We spent the past few days tied up to the Causeway Docks, directly in front of the Empress Hotel in Victoria Harbor. This is the very heart of tourism in Victoria, and it was like being in a fishbowl. But it was also delightful people watching in beautiful early fall sunshine.
Along the Causeway, artisans and craftsmen set up booths to sell their wares to tourists. Among them are several sketch artists who will do portraits in charcoal - caricatures, really. To advertise their skill, they have portraits of well-known movie stars hung in the booth. People pay to have their personalities captured, joking with their friends, answering the artists questions, posing, in every sense.
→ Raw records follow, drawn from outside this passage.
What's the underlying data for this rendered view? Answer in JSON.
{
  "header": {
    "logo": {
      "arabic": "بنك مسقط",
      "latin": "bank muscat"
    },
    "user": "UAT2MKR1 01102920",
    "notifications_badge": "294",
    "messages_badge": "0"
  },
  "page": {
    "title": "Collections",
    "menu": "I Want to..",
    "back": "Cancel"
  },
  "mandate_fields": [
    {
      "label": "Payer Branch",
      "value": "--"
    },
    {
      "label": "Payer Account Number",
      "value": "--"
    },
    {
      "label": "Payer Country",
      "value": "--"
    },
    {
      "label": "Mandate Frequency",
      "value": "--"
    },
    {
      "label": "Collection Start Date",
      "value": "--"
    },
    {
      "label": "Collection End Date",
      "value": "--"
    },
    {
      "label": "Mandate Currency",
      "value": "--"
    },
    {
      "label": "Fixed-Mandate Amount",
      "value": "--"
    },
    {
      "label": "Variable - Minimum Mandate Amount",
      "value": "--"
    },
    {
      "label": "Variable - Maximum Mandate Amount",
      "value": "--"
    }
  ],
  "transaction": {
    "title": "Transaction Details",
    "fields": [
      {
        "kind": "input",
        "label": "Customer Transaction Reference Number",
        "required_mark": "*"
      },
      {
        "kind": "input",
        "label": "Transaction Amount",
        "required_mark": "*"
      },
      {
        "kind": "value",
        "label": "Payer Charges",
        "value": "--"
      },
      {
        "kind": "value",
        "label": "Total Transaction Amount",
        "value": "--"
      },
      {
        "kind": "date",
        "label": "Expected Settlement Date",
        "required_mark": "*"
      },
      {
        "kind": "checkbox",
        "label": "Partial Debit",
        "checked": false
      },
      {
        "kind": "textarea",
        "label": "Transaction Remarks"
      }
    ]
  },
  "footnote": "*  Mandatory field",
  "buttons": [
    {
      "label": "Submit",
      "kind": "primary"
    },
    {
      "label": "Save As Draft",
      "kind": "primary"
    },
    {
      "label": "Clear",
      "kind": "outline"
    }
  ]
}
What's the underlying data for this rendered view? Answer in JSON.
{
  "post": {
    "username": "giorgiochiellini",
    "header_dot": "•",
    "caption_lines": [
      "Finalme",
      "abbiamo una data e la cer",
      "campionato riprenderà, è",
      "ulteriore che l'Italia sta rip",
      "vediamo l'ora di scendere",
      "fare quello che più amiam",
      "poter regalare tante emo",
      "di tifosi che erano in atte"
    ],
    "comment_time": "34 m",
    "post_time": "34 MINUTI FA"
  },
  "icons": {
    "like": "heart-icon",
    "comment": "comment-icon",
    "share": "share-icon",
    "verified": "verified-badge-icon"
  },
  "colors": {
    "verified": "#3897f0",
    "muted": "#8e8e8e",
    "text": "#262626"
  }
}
The captain and I were strolling past one of these sketch artists yesterday when we saw a scenario that touched us both deeply.
The artist was bent over his drawing, rubbing out, retouching, really working, without the easy facility that characterized the cartoon-like pieces we had seen previously. Sitting in front of him was his subject, a young woman of the Mennonite or Hutterite faith, wearing a plain cotton dress, hair pulled back into a bun, without makeup. Her expression was solemn; she was resigned to sit, serenely, until the process was finished. She gave every impression of not being aware of what was apparent to all - she was utterly, and unaffectedly beautiful.
Her beauty and apparent innocence were exactly the source of the artist's difficulty. Caricature was unthinkable. He wanted to make a portrait this time - to use his skills to make art, instead of a cartoon. Behind him stood a young man who was clearly the husband of the young woman. His expression, too, was difficult to read, but we guessed that the complexity of the commission and its execution were of as much concern to him as they were to the artist.
We didn't stay to watch the process finished. It seemed too much like voyeurism. But extraordinary natural beauty and grace co-exist with crazy tourism and commercialism in Victoria. The photo above is the sailing ship "Pacific Grace", which leaves the Victoria docks most days with a cluster of tourist passengers, and gives them a taste of the beauty of sailing.